## DATASET EXCERPTS
______

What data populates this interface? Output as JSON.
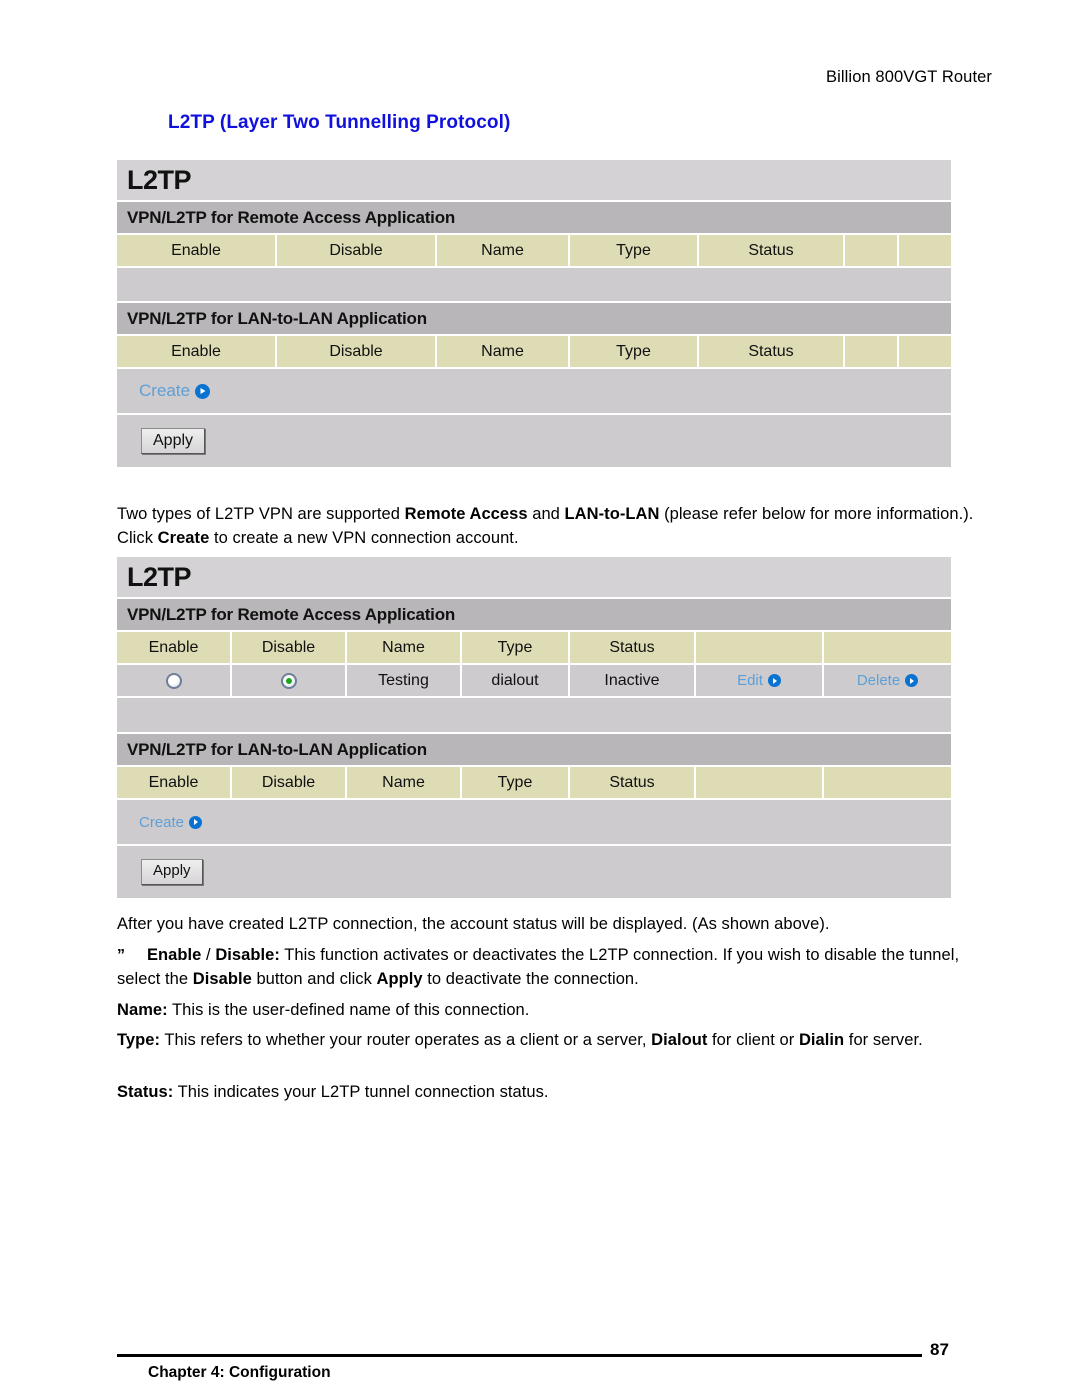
{
  "document": {
    "header_right": "Billion 800VGT Router",
    "section_title": "L2TP (Layer Two Tunnelling Protocol)"
  },
  "panel_one": {
    "title": "L2TP",
    "remote_access": {
      "section_head": "VPN/L2TP for Remote Access Application",
      "columns": [
        "Enable",
        "Disable",
        "Name",
        "Type",
        "Status",
        "",
        ""
      ],
      "rows": []
    },
    "lan_to_lan": {
      "section_head": "VPN/L2TP for LAN-to-LAN Application",
      "columns": [
        "Enable",
        "Disable",
        "Name",
        "Type",
        "Status",
        "",
        ""
      ],
      "rows": []
    },
    "create_label": "Create",
    "apply_label": "Apply"
  },
  "panel_two": {
    "title": "L2TP",
    "remote_access": {
      "section_head": "VPN/L2TP for Remote Access Application",
      "columns": [
        "Enable",
        "Disable",
        "Name",
        "Type",
        "Status",
        "",
        ""
      ],
      "row": {
        "enable_selected": false,
        "disable_selected": true,
        "name": "Testing",
        "type": "dialout",
        "status": "Inactive",
        "edit_label": "Edit",
        "delete_label": "Delete"
      }
    },
    "lan_to_lan": {
      "section_head": "VPN/L2TP for LAN-to-LAN Application",
      "columns": [
        "Enable",
        "Disable",
        "Name",
        "Type",
        "Status",
        "",
        ""
      ]
    },
    "create_label": "Create",
    "apply_label": "Apply"
  },
  "body": {
    "para_intro_a": "Two types of L2TP VPN are supported ",
    "para_intro_b": "Remote Access",
    "para_intro_c": " and ",
    "para_intro_d": "LAN-to-LAN",
    "para_intro_e": " (please refer below for more information.). Click ",
    "para_intro_f": "Create",
    "para_intro_g": " to create a new VPN connection account.",
    "para_after": "After you have created L2TP connection, the account status will be displayed. (As shown above).",
    "bullet_glyph": "”",
    "para_enable_a": "Enable",
    "para_enable_b": " / ",
    "para_enable_c": "Disable:",
    "para_enable_d": " This function activates or deactivates the L2TP connection. If you wish to disable the tunnel, select the ",
    "para_enable_e": "Disable",
    "para_enable_f": " button and click ",
    "para_enable_g": "Apply",
    "para_enable_h": " to deactivate the connection.",
    "para_name_label": "Name:",
    "para_name_text": " This is the user-defined name of this connection.",
    "para_type_label": "Type:",
    "para_type_a": " This refers to whether your router operates as a client or a server, ",
    "para_type_b": "Dialout",
    "para_type_c": " for client or ",
    "para_type_d": "Dialin",
    "para_type_e": " for server.",
    "para_status_label": "Status:",
    "para_status_text": " This indicates your L2TP tunnel connection status."
  },
  "footer": {
    "chapter": "Chapter 4: Configuration",
    "page_number": "87"
  },
  "colors": {
    "link_blue": "#5d9fd6",
    "title_blue": "#1111dd",
    "header_khaki": "#dedcb4",
    "section_gray": "#b8b6b8",
    "panel_gray": "#cdcbcd",
    "title_gray": "#d4d2d4",
    "radio_green": "#1ba81b"
  }
}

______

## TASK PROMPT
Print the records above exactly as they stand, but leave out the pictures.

## WRITTEN REPLY
What data populates this interface? Output as JSON.
{
  "document": {
    "header_right": "Billion 800VGT Router",
    "section_title": "L2TP (Layer Two Tunnelling Protocol)"
  },
  "panel_one": {
    "title": "L2TP",
    "remote_access": {
      "section_head": "VPN/L2TP for Remote Access Application",
      "columns": [
        "Enable",
        "Disable",
        "Name",
        "Type",
        "Status",
        "",
        ""
      ],
      "rows": []
    },
    "lan_to_lan": {
      "section_head": "VPN/L2TP for LAN-to-LAN Application",
      "columns": [
        "Enable",
        "Disable",
        "Name",
        "Type",
        "Status",
        "",
        ""
      ],
      "rows": []
    },
    "create_label": "Create",
    "apply_label": "Apply"
  },
  "panel_two": {
    "title": "L2TP",
    "remote_access": {
      "section_head": "VPN/L2TP for Remote Access Application",
      "columns": [
        "Enable",
        "Disable",
        "Name",
        "Type",
        "Status",
        "",
        ""
      ],
      "row": {
        "enable_selected": false,
        "disable_selected": true,
        "name": "Testing",
        "type": "dialout",
        "status": "Inactive",
        "edit_label": "Edit",
        "delete_label": "Delete"
      }
    },
    "lan_to_lan": {
      "section_head": "VPN/L2TP for LAN-to-LAN Application",
      "columns": [
        "Enable",
        "Disable",
        "Name",
        "Type",
        "Status",
        "",
        ""
      ]
    },
    "create_label": "Create",
    "apply_label": "Apply"
  },
  "body": {
    "para_intro_a": "Two types of L2TP VPN are supported ",
    "para_intro_b": "Remote Access",
    "para_intro_c": " and ",
    "para_intro_d": "LAN-to-LAN",
    "para_intro_e": " (please refer below for more information.). Click ",
    "para_intro_f": "Create",
    "para_intro_g": " to create a new VPN connection account.",
    "para_after": "After you have created L2TP connection, the account status will be displayed. (As shown above).",
    "bullet_glyph": "”",
    "para_enable_a": "Enable",
    "para_enable_b": " / ",
    "para_enable_c": "Disable:",
    "para_enable_d": " This function activates or deactivates the L2TP connection. If you wish to disable the tunnel, select the ",
    "para_enable_e": "Disable",
    "para_enable_f": " button and click ",
    "para_enable_g": "Apply",
    "para_enable_h": " to deactivate the connection.",
    "para_name_label": "Name:",
    "para_name_text": " This is the user-defined name of this connection.",
    "para_type_label": "Type:",
    "para_type_a": " This refers to whether your router operates as a client or a server, ",
    "para_type_b": "Dialout",
    "para_type_c": " for client or ",
    "para_type_d": "Dialin",
    "para_type_e": " for server.",
    "para_status_label": "Status:",
    "para_status_text": " This indicates your L2TP tunnel connection status."
  },
  "footer": {
    "chapter": "Chapter 4: Configuration",
    "page_number": "87"
  },
  "colors": {
    "link_blue": "#5d9fd6",
    "title_blue": "#1111dd",
    "header_khaki": "#dedcb4",
    "section_gray": "#b8b6b8",
    "panel_gray": "#cdcbcd",
    "title_gray": "#d4d2d4",
    "radio_green": "#1ba81b"
  }
}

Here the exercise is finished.